Over 3 million bank accounts were activated in 2020 for quick personal, household loans
The data from the Central Bank of Kenya (CBK) reveals that an additional 3.045 million bank accounts were opened in 2020.
This means that there were over 11.42 million loan accounts last year, an increase of more than a third from 8.38 million accounts in 2019.
According to CBK, the accounts were opened to aid personal and household loans.
“Total loans under the personal and household sector increased to Ksh.843.6 billion last year, from Ksh.745 billion in the year before,” said CBK.
Other sectors that registered an increase in the number of loan accounts included mining and quarrying, which increased by 42 percent, transport and communication (14.6 percent), manufacturing (10.2 percent) and tourism, restaurant and hotels (7.9 percent).
There was, however, a 33 percent dip in the number of loans in the financial and insurance sector.
The report found that close to 15 percent of rural households took a loan from a financial institution, compared to just under 10 percent from urban areas.
Another report by CBK also shows that growth in lending to the private sector in the country went up 7 percent in August this year, from 6.1 percent in July owing to an increase in economic activities despite COVID-19 disruptions.
Growth in the private sector was witnessed in the areas of transport and communication sector which went up 11.8 percent followed by manufacturing at 9.3 percent.
The regulator said uptake of loans was noted with regards to lending under the Credit Guarantee Scheme that was operationalised in October 2020.
This came as Kenya’s economy contracted for the first time in nearly three decades when the coronavirus pandemic hit the key sectors, including tourism, education, transport and manufacturing.
Kenya’s output or Gross Domestic Product (GDP) declined by 0.3 percent in 2020.
According to the World Bank, taking out loans as a coping mechanism was common among refugees while selling assets was higher among Kenyan nationals.
This comes after a financial statement from Safaricom showed that Kenyans borrowed Ksh.1.34 billion from Fuliza, in the six months to September this year. Fuliza is owned by Safaricom, NCBA and KCB.
It has also been revealed that Kenyans gambled Ksh.83.2 billion via M-Pesa in the six months to September 2021, offering a peek into the multi-billion-shilling sports betting industry.

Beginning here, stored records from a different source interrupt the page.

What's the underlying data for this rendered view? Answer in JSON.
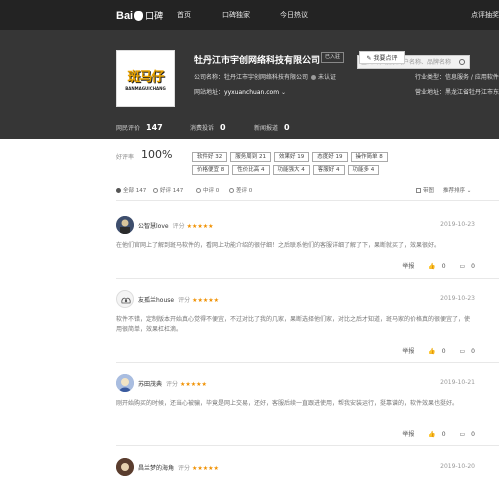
{
  "nav": {
    "logo_text": "Bai",
    "logo_suffix": "口碑",
    "items": [
      "首页",
      "口碑独家",
      "今日热议"
    ],
    "right": "点评抽奖"
  },
  "search": {
    "placeholder": "查口碑，搜索商户名称、品牌名称"
  },
  "company": {
    "logo_text": "斑马仔",
    "logo_sub": "BANMAGUICHANG",
    "name": "牡丹江市宇创网络科技有限公司",
    "claim_label": "已入驻",
    "my_review_button": "我要点评",
    "full_name_label": "公司名称：牡丹江市宇创网络科技有限公司",
    "verify_status": "未认证",
    "website_label": "网站地址：",
    "website": "yyxuanchuan.com",
    "industry_label": "行业类型：信息服务 / 应用软件",
    "address_label": "营业地址：黑龙江省牡丹江市东安区"
  },
  "stats": {
    "reviews_label": "网民评价",
    "reviews_count": "147",
    "complaints_label": "消费投诉",
    "complaints_count": "0",
    "news_label": "新闻报道",
    "news_count": "0"
  },
  "summary": {
    "good_rate_label": "好评率",
    "good_rate": "100%",
    "tags": [
      "软件好 32",
      "服务周到 21",
      "效果好 19",
      "态度好 19",
      "操作简单 8",
      "价格便宜 8",
      "性价比高 4",
      "功能强大 4",
      "客服好 4",
      "功能多 4"
    ]
  },
  "filter": {
    "all": "全部 147",
    "good": "好评 147",
    "mid": "中评 0",
    "bad": "差评 0",
    "with_pic": "带图",
    "sort": "推荐排序"
  },
  "reviews": [
    {
      "user": "公智慧love",
      "score_label": "评分",
      "stars": "★★★★★",
      "date": "2019-10-23",
      "text": "在他们官网上了解到斑马软件的，看网上功能介绍的很仔细！之后联系他们的客服详细了解了下，果断就买了，效果很好。",
      "report": "举报",
      "likes": "0",
      "comments": "0"
    },
    {
      "user": "友孤兰house",
      "score_label": "评分",
      "stars": "★★★★★",
      "date": "2019-10-23",
      "text": "软件不错，定制版本开始真心觉得不便宜，不过对比了我的几家，果断选择他们家，对比之后才知道，斑马家的价格真的很便宜了，使用很简单，效果杠杠滴。",
      "report": "举报",
      "likes": "0",
      "comments": "0"
    },
    {
      "user": "苏田茂典",
      "score_label": "评分",
      "stars": "★★★★★",
      "date": "2019-10-21",
      "text": "刚开始购买的时候，还当心被骗，毕竟是网上交易，还好，客服后续一直跟进使用，帮我安装运行，挺靠谱的，软件效果也挺好。",
      "report": "举报",
      "likes": "0",
      "comments": "0"
    },
    {
      "user": "昌兰梦的海角",
      "score_label": "评分",
      "stars": "★★★★★",
      "date": "2019-10-20",
      "text": "",
      "report": "",
      "likes": "",
      "comments": ""
    }
  ]
}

This was double the betting cash that was channeled through the mobile money transfer service in a similar period last year, according to financial results released by M-Pesa parent company Safaricom on November 10.
This translates into Ksh.422.2 million betting cash going through the platform in a day.